Laziness is the mother of perspective. I’ve been taking the Wall Street Journal for some months now, receiving the well-rolled and well-wrapped papers in my driveway every morning. I threw them onto the passenger seat of my truck as I began my commute, but I soon forsook the pretense and pretentiousness of carrying the paper under my arm into my office for the cachet. Too frequently, the papers return home unread and accumulate on one end of the love seat. With a paper as expensive as the Wall Street Journal, you don’t throw it into the recycling bin or use it as fireplace kindling when you’re out of twenty-dollar bills without glancing at least at the section headlines.

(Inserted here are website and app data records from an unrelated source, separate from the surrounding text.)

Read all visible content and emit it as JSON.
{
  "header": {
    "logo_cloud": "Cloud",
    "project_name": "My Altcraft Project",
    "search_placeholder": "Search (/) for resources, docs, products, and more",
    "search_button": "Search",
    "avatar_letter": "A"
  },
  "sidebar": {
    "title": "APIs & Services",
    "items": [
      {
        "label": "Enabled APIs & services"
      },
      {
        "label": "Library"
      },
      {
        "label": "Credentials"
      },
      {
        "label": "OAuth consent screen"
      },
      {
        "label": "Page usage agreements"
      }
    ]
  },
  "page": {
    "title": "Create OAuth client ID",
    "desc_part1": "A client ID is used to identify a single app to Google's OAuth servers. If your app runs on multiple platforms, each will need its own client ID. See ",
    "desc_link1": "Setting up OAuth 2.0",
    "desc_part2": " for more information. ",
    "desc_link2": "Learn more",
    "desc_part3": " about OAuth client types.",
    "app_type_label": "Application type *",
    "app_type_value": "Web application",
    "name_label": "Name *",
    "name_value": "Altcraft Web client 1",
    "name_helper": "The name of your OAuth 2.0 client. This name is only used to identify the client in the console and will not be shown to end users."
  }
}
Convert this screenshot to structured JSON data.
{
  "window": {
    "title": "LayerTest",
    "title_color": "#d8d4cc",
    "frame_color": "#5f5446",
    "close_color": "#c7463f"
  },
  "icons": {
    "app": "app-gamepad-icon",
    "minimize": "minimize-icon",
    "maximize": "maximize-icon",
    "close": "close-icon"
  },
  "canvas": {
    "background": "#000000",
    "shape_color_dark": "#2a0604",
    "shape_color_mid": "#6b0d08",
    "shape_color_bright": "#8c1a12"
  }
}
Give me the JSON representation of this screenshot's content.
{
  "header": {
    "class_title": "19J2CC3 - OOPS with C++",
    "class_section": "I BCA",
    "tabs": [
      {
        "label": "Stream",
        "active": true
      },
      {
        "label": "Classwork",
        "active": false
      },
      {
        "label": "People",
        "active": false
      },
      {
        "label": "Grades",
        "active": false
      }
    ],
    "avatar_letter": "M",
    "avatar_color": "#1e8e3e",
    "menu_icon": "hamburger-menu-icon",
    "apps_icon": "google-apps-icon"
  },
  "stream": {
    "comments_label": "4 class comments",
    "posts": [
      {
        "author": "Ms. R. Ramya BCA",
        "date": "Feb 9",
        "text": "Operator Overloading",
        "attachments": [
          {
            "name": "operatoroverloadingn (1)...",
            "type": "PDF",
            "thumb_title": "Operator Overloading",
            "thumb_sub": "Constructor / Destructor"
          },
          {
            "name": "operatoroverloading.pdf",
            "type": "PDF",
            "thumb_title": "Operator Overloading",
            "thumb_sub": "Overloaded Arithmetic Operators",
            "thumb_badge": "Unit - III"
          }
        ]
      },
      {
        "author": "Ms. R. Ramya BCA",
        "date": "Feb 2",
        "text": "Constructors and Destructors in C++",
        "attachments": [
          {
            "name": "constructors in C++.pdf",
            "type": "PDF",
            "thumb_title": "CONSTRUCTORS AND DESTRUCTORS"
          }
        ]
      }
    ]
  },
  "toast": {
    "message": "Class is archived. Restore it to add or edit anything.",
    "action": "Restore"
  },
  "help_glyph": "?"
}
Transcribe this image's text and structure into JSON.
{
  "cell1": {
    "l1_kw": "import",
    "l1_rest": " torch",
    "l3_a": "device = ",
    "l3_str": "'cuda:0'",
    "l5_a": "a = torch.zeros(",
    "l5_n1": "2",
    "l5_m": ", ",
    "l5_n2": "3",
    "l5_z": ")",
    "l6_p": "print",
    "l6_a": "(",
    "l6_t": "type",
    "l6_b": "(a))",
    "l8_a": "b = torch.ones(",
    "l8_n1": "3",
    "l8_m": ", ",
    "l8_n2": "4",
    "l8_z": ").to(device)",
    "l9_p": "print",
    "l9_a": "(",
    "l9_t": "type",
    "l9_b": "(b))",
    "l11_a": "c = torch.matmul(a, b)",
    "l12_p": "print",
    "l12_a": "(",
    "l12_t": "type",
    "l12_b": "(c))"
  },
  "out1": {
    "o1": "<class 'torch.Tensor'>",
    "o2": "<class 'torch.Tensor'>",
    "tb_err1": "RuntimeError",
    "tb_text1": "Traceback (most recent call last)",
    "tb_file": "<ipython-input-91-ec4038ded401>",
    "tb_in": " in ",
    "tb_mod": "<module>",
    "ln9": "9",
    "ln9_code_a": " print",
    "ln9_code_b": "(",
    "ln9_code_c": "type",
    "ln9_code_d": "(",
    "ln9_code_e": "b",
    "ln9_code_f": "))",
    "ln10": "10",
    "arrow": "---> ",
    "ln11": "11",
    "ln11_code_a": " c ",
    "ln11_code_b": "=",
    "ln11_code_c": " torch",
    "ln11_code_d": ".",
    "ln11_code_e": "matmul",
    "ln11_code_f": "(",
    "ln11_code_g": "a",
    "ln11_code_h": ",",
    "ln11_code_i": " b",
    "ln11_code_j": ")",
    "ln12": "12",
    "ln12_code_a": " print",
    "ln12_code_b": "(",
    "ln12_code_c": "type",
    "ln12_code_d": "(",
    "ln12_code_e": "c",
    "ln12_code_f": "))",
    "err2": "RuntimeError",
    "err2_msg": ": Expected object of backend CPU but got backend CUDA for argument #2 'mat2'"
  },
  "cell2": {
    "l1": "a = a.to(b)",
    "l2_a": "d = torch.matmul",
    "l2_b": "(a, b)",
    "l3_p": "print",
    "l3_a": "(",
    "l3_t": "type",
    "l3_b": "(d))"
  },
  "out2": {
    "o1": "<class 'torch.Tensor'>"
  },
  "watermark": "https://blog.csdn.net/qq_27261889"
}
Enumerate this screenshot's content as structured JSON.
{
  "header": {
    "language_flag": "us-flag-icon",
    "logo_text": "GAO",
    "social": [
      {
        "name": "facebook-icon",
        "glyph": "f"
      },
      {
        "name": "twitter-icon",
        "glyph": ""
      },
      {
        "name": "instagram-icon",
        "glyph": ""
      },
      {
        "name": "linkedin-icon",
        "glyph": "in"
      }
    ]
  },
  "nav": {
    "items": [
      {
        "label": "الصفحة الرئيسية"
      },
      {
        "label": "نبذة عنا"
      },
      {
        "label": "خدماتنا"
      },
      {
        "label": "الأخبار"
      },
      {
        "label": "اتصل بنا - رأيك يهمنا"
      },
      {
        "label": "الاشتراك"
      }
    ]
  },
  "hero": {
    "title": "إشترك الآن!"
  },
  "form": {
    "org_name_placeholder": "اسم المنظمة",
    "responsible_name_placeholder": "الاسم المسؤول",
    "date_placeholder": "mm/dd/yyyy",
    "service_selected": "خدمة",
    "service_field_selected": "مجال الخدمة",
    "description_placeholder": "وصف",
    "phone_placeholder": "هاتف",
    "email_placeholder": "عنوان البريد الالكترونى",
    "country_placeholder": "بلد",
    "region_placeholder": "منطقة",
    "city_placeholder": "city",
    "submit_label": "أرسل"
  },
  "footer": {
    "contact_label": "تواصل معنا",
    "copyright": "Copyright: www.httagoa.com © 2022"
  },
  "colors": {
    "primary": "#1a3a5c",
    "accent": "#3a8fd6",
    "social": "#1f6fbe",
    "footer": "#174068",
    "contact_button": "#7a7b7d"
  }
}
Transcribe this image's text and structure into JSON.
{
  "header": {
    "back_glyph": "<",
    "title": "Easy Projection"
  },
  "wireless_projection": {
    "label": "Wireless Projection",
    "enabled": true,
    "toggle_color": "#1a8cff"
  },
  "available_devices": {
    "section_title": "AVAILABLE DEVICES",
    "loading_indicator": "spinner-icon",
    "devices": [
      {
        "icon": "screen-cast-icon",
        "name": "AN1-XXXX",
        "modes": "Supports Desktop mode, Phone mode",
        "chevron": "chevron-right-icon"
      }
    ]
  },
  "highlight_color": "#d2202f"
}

Some weekends, though, I make a point of, at minimum, paging through the accumulated wisdom, and these blocs of skimming have instilled in me a greater understanding of history, or at least the relative insignificance in history of chatter, speculation, and sports-like spectator-ism that makes up ninety percent of the news coming from Washington and all other government seats.
Every day, I get my share of the chatter; I get headlines and news from the Internet, and I participate in the great diablog that occurs amongst like-minded individuals with Web logs. In the 2004 elections, I followed all of the barnstorming commentary at the speed of broadband. So I participate in the cheerleading and heckling that represents in-depth participation in politics in the 21st century. But October’s Wall Street Journals cured that when I read them in November.
Every night in October of some past year, I hoped to set aside twenty minutes or a half hour each evening to read the paper, knowing full well that I would have seen the storylines play out on The Drudge Report, the blogs, CNN.com, and the local paper’s Web site before I got to the print speculation. Still, I hoped for detailed analysis I didn’t get from the quick scans of headlines when the boss wasn’t looking. But life, chores, and computer games often interrupted my plan. Sometime in late October or early November, I allocated an afternoon to catch up and remove the papers that were beginning to tip the furniture. I had a reverse chronology of the preceding month’s triumphs and follies for America and for the party. But by reading the papers in reverse order, I inadvertently received the perspective of history.
That is, I knew how the early October tribulations resolved before I read the articles outlining the strategies and the pitfalls. In the Internet real-time world, the rhetoric fires up the base and counts individual ticks on the scorecard of history, but the almanacs only carry the name of the winner. So Harriet something-or-other isn’t a Supreme Court justice and some guy with a placid smile is. Ultimately, the individual plays, the calls from the opponents’ cheap seats, and the shouts of the pretty boys and girls through their cones didn’t impact the lives of most Americans.
Sure, nine placid smiles on the Supreme Court will make America one way, as would six placid smiles and three earnest frowns or six earnest frowns and three placid smiles. However, the great events that lead to that court and that change the country occur infrequently enough that one doesn’t have to arrest all normalcy to fight the good fight, or merely the fight (the difference lies in your position on the fight, of course).
Instead, I went about my business throughout October spending my immediacy on the things that directly impacted me (my job, household maintenance, my marriage, and too little exercise). Only when I read the preceding weeks’ papers did I realize the peril to our way of life, but by that time, with the solid knowledge of the continued progress of history, I wasn’t worried. It reminded me of watching a movie I’d seen before.
I once bought a box of Newsweek magazines from 1966-67 at an estate sale; I’d spent two dollars to purchase the year-long subscription in hopes of turning it into eBay wealth. As I searched individual issues for keywords to drive up the bidding, I found similar tropes: Viet Nam, Viet Nam, Lyndon Johnson, the decline of the west, and more Viet Nam. In 1967, it was an ongoing concern, dribbed and drabbed out nightly or weekly as needed by the media of the time to support their corporate habits. By the time I was born, Viet Nam was a conflagration unimagined within those archived magazines. In the thirty-five years before I bought the magazines, the living memory of the year faded to romantic youth for that generation. Within only a matter of decades, that year and its live-or-die will fade to simple line items in history books or full treatises among which historians can dig in libraries.
The politics, too, of our age will fade like this. Remember distinctly the congressional shutdown of 1995? I remember it, although it’s fading to a mere sentence and sense of what it meant. The immediacy and its attendant vehemence for that bastard who caused it—well, I can summon them in name only. So this years’ nominees, secretaries, and Congressional leaders might someday earn themselves trivia questions, but most won’t merit that. Between the now and that then, though, life will go on, regardless of what partisan emergencies erupt and, quite probably, how history’s sweep brushes aside our grave concerns.